Earlier this year we had a direct-to-video sequel that might not have exceeded its predecessor, but it sure was a helluva lot better than all the other DTV horror movies we've seen. I'm talking, of course, about Wrong Turn 2, and if you're wondering why Fox decided to release Hills Have Eyes 2 into theaters, but not WT2, well feel free to join me in your wonderment.
So with the visions of Wrong Turn 2 bouncing through my head, I felt a little better about sitting down with Boogeyman 2, but this DTV sequel would have a harder road to travel than Wrong Turn 2 did, and here's why: The first Wrong Turn is actually a pretty good horror flick, whereas the first Boogeyman is actually a stunningly powerful sleeping aid. But Boogeyman 2 is not Boogeyman, and so off we go:
One of the first things I noticed was that, yep, Boogeyman 2 is a definite improvement on the first one. But really, that's a compliment on par with "She's less fat than a sperm whale," so perhaps I'll get a bit more specific in a second. The second thing I noticed was that not only does Boogeyman 2 have nothing whatsoever to do with the first movie (which happens all the time in sequel-dom), but the flick seems to be a slasher retread that'll be exceedingly familiar to anyone who's seen Halloween 2, Nightmare on Elm Street 3 and / or Andrew Fleming's Bad Dreams.

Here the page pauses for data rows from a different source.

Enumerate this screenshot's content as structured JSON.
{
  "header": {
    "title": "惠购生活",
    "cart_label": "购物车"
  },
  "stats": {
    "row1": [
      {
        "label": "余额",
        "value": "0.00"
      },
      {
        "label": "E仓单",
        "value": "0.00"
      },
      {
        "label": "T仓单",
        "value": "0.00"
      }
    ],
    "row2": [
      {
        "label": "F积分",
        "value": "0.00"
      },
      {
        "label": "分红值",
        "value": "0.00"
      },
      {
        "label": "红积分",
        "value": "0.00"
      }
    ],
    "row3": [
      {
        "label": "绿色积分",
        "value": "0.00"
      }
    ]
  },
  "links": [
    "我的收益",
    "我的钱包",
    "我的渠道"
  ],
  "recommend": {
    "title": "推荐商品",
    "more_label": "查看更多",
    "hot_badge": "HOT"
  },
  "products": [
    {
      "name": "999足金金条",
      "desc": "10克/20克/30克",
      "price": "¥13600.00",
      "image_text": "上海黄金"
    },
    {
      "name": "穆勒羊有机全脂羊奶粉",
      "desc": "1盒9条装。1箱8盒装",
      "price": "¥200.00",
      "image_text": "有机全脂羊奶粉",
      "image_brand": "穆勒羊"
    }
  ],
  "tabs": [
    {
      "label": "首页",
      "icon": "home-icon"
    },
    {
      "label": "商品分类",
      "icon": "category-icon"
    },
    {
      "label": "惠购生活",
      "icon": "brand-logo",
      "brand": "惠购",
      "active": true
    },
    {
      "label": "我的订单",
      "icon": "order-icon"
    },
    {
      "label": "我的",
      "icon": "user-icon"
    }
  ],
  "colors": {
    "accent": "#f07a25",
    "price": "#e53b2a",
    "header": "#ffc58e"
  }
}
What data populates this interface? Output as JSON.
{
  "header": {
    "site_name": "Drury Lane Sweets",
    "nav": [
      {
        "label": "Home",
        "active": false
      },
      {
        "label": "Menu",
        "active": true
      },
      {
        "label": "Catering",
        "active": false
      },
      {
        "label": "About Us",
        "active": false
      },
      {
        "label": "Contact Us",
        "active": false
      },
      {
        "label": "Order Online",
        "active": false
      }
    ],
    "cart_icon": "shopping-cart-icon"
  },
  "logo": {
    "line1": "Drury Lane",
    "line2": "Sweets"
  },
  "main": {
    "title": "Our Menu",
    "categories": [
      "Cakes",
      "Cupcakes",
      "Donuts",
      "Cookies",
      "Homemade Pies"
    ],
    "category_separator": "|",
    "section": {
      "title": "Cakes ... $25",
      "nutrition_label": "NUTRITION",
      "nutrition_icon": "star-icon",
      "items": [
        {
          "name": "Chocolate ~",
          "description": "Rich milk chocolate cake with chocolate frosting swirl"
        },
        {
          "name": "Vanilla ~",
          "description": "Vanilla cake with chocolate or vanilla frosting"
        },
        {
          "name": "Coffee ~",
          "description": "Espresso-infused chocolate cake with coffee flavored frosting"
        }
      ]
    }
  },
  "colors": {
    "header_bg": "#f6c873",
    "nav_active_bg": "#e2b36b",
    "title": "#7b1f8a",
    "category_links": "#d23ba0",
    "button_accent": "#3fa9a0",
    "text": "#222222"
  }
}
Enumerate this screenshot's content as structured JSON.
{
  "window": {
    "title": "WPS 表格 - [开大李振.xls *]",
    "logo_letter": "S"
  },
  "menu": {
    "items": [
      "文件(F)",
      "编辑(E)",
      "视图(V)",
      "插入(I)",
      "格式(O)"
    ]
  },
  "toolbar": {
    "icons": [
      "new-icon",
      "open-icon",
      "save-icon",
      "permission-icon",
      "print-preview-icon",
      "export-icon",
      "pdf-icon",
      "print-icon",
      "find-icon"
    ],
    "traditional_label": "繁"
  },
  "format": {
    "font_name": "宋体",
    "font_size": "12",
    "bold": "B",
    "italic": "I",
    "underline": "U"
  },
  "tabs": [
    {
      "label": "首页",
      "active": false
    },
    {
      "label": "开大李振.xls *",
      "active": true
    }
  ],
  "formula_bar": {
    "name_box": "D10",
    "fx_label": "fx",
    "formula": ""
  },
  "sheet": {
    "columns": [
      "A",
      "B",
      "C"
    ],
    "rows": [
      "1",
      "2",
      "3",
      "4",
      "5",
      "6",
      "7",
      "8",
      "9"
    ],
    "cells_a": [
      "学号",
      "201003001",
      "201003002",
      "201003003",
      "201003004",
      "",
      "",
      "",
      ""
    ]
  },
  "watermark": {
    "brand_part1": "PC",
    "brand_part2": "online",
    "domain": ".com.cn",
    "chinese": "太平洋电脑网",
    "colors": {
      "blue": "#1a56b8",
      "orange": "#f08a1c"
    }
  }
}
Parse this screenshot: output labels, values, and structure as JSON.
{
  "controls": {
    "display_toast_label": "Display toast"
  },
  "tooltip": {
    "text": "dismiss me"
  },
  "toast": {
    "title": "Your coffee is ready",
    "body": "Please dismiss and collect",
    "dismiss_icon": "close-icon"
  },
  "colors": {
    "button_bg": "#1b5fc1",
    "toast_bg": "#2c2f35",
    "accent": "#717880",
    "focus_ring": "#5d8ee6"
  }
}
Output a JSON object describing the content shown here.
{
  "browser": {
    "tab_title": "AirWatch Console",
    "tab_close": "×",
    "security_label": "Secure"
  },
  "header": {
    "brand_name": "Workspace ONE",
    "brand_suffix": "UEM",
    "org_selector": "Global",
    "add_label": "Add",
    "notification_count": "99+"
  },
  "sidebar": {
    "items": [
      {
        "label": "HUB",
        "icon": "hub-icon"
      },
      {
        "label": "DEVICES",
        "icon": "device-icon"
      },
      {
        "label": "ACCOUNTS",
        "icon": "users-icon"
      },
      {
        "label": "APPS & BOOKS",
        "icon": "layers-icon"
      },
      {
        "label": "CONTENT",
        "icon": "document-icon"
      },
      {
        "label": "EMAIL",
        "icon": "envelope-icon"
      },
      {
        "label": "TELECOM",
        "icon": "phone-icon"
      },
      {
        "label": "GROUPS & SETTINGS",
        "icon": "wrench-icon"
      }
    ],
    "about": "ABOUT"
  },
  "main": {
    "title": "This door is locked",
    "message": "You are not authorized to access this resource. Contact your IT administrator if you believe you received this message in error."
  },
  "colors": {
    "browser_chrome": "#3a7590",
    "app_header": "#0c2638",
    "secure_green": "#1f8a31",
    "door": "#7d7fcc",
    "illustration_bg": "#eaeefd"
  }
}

Basically, an 18-year-old girl (who once saw her parents get slaughtered on Christmas Eve by a mysterious madman) checks herself into a mental ward (just as her big brother checks out, oddly enough) and meets up with a boringly eclectic group of misfits. There's the gothy girl who likes to cut herself, the bleach-blonde with eating disorders, and (of course) the agoraphobic hunk who snaps at everyone. And before you can say "oh, it's a slasher flick," up pops the ol' mystery maniac who begins killing people (all together now) by way of their very worst fears. The set-up is generic (at best), the follow-through (also known as the body count) is not half-bad, and the pay-off is as pulpy as it is obvious to any horror freak with half a brain.
Amidst the flat dialog, the absentee acting performances, and the plot twists that are so overused they're hardly twisty anymore, you'll also spot four or five aggressively nasty gore scenes (I love how the beloved PG-13 gets tossed in the dumpster once the letters DTV are brought up), several dry and lengthy scenes of aimless hall-wandering, a few pointless scenes of bare breastiness, and a very bored-looking Tobin "Jigsaw" Bell as a human red herring who pops up just to confuse the simple story just a little.
But still, for all its missteps and glaring screenplay groaners, I'd call Boogeyman 2 more of a mindless cable-flick time-waster than an overtly terrible horror flick. It hearkens back to the slasher-in-a-hospital sub-genre that died out for good reason, and it's more than jam-packed with sloppy components, but at least it's a little bit creepy, surprisingly gory, and slightly more entertaining than the gaping yawn-fest that was the original Boogeyman.
Plus, if you somehow fall in love with the flick, you can pick through two separate audio commentaries (one with director Jeff Betancourt and screenwriter Brian Sieve, the other with producers Gay Bryman & Steve Hein and actors Tobin Bell & Danielle Savre. Also included is a featurette focusing on (what else?) the gore.